“As you can see, these are clearly petroglyphs of Dinosaurs, proving that they may have actually co-existed with humans in this region of Peru” Tim, our guide said both confidently and casually before going on to point out some of the other interesting petroglyphs.
Tim is a Polish-American from Chicago who has been living here in Peru for the last 6 months. I think it may be his native English and not his guiding skills that have landed him a job here as a tour guide.
“I’m sorry” I said the word bursting forth pretty much on thier own accord. “Did you just say that dinosaurs co-existed with humans?”
He seemed to think that I was questioning his leadership as he answered a bit savagely “well look at those petroglyphs, what else could that be an image of?”
I hadn’t been questioning his leadership, but one can’t just casually throw out that they think dinosaurs lived in Peru during the last 2,000 years and then just move on to other topics. Also maybe they are just poor representations of Llamas.
“Have these been dated?” I asked a bit more hesitantly, not wanting to incur Tim’s wrath.
“They think that they are from about 1,000 years ago.”
“What?!” I again lost all caution at hearing these words “so you are saying that dinosaurs lived in Peru 1,000 years ago- that’s crazy!”
He compressed his lips tightly together and I wondered how I could get more information about these dinosaur rumours without pissing him off. I was somehow doing a bad job of it so far. I think maybe he was just having a bad day anyway.
“Is it possible that other people have added to these, like vandalized them in recent times?” Tom asked, also innocently.
Tim rolled his eyes, “I guess” he said, “I don’t know, maybe.”
The internet has not turned up too much information on “Chachapoyas” + “Dinosaur”, however that night from our hostal’s balcony above the main square we did see a huge paper mache dinosaur being carried down the street parade-style so maybe I can find a another source of dinosaur info in town.
After the petroglyphs we went on to see Gocta falls. There is some argument as to whether they are the 3rd or 17th highest falls in the world. Either way they are set in a truly magical hidden valley that you stumble upon after trekking for a couple of hours through foliage that becomes increasingly more jungle-y as you near the waterfalls.
With Tarzan vines and mushrooms and orchids and lovely springy moss and ferns covering everything! These falls were not “discovered” (by anyone except the people who live around here) until 6 years ago. This is because the mermaids who live at the bottom of said waterfall told the people who chanced upon the hidden valley and falls that their town would be cursed if they told anyone about it. This actually sounded more believable to me than the whole dinosaur thing.
It was so beautiful I instantly got goose bumps all over when we first stepped into the valley.
Later that night, looking out over the crowds, dinosaur paper mache, and boxing ring with two contenders going at it in the main square I was really glad that we happened upon this town during a festival week.
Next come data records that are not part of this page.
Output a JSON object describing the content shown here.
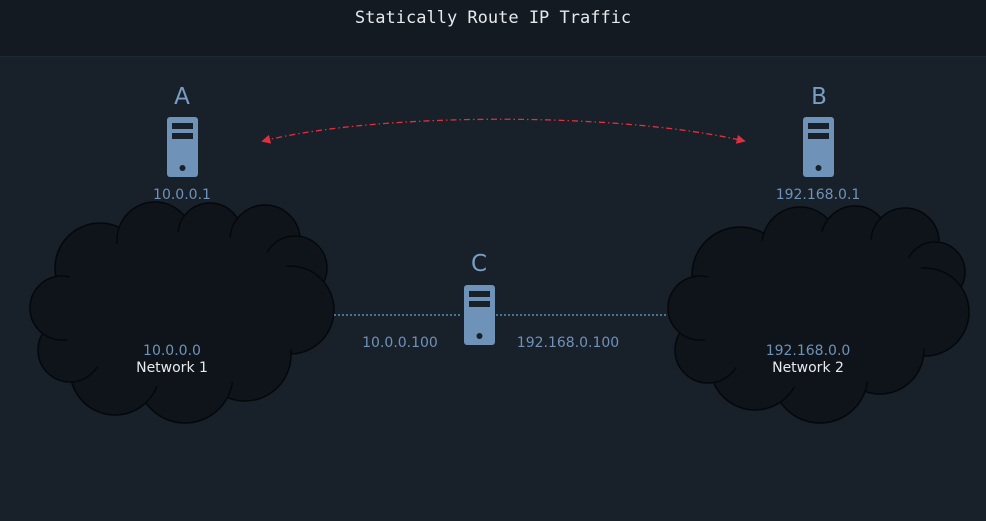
{
  "header": {
    "title": "Statically Route IP Traffic"
  },
  "nodes": {
    "a": {
      "label": "A",
      "ip": "10.0.0.1",
      "icon": "server-icon"
    },
    "b": {
      "label": "B",
      "ip": "192.168.0.1",
      "icon": "server-icon"
    },
    "c": {
      "label": "C",
      "ip_left": "10.0.0.100",
      "ip_right": "192.168.0.100",
      "icon": "server-icon"
    }
  },
  "networks": {
    "n1": {
      "address": "10.0.0.0",
      "name": "Network 1"
    },
    "n2": {
      "address": "192.168.0.0",
      "name": "Network 2"
    }
  },
  "colors": {
    "background": "#18202a",
    "server": "#6f92b8",
    "route_arc": "#e0303e",
    "link": "#5aa8cf",
    "cloud": "#0f141a"
  }
}
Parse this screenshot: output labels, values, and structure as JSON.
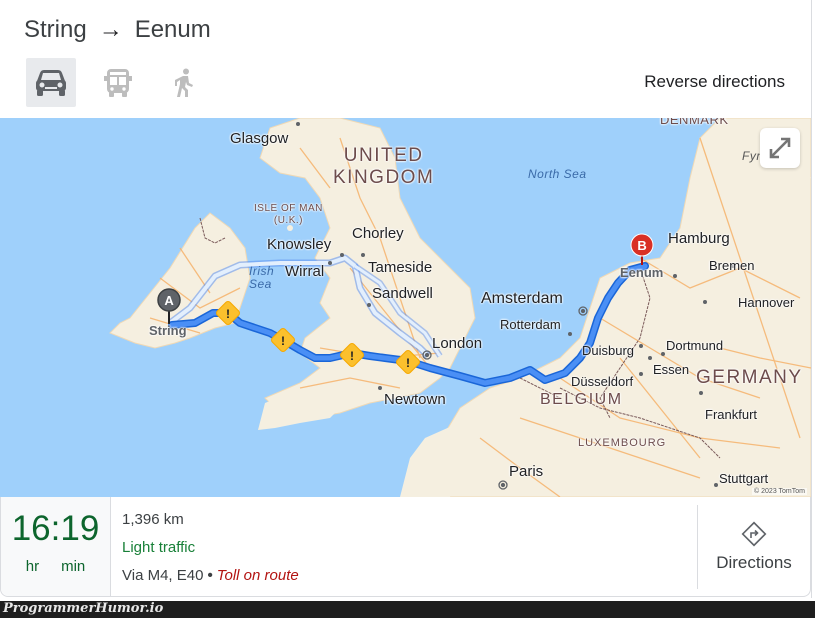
{
  "header": {
    "origin": "String",
    "arrow": "→",
    "destination": "Eenum",
    "reverse_label": "Reverse directions"
  },
  "travel_modes": [
    {
      "name": "car-icon",
      "label": "Driving",
      "active": true
    },
    {
      "name": "bus-icon",
      "label": "Transit",
      "active": false
    },
    {
      "name": "walk-icon",
      "label": "Walking",
      "active": false
    }
  ],
  "map": {
    "colors": {
      "water": "#9fd0fb",
      "land": "#f7f0e1",
      "route": "#4285f4",
      "route_alt": "#bcd8fb",
      "warning": "#fbc02d",
      "pin_a": "#5f6368",
      "pin_b": "#d93025"
    },
    "labels": {
      "glasgow": "Glasgow",
      "uk": "UNITED\nKINGDOM",
      "north_sea": "North Sea",
      "denmark": "DENMARK",
      "fyn": "Fyn",
      "isle_of_man": "ISLE OF MAN\n(U.K.)",
      "chorley": "Chorley",
      "knowsley": "Knowsley",
      "irish_sea": "Irish\nSea",
      "wirral": "Wirral",
      "tameside": "Tameside",
      "sandwell": "Sandwell",
      "london": "London",
      "newtown": "Newtown",
      "amsterdam": "Amsterdam",
      "rotterdam": "Rotterdam",
      "hamburg": "Hamburg",
      "bremen": "Bremen",
      "hannover": "Hannover",
      "duisburg": "Duisburg",
      "dortmund": "Dortmund",
      "essen": "Essen",
      "dusseldorf": "Düsseldorf",
      "germany": "GERMANY",
      "belgium": "BELGIUM",
      "frankfurt": "Frankfurt",
      "luxembourg": "LUXEMBOURG",
      "paris": "Paris",
      "stuttgart": "Stuttgart"
    },
    "pin_a": {
      "letter": "A",
      "label": "String"
    },
    "pin_b": {
      "letter": "B",
      "label": "Eenum"
    },
    "warnings_count": 4,
    "copyright": "© 2023 TomTom",
    "expand_label": "Expand map"
  },
  "summary": {
    "time": "16:19",
    "unit_hr": "hr",
    "unit_min": "min",
    "distance": "1,396 km",
    "traffic": "Light traffic",
    "via": "Via M4, E40",
    "separator": "•",
    "toll": "Toll on route",
    "directions_label": "Directions"
  },
  "footer": {
    "watermark": "ProgrammerHumor.io"
  }
}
The next morning when I woke up at 5:15 to a marching band parading by literally right under my window I was less pleased. It is kind of funny though. I certainly have never had an entire marching band 13 feet from my bedroom window before. And I think this may also be the first time I have heard so many firecrackers being set off before 6 am as well!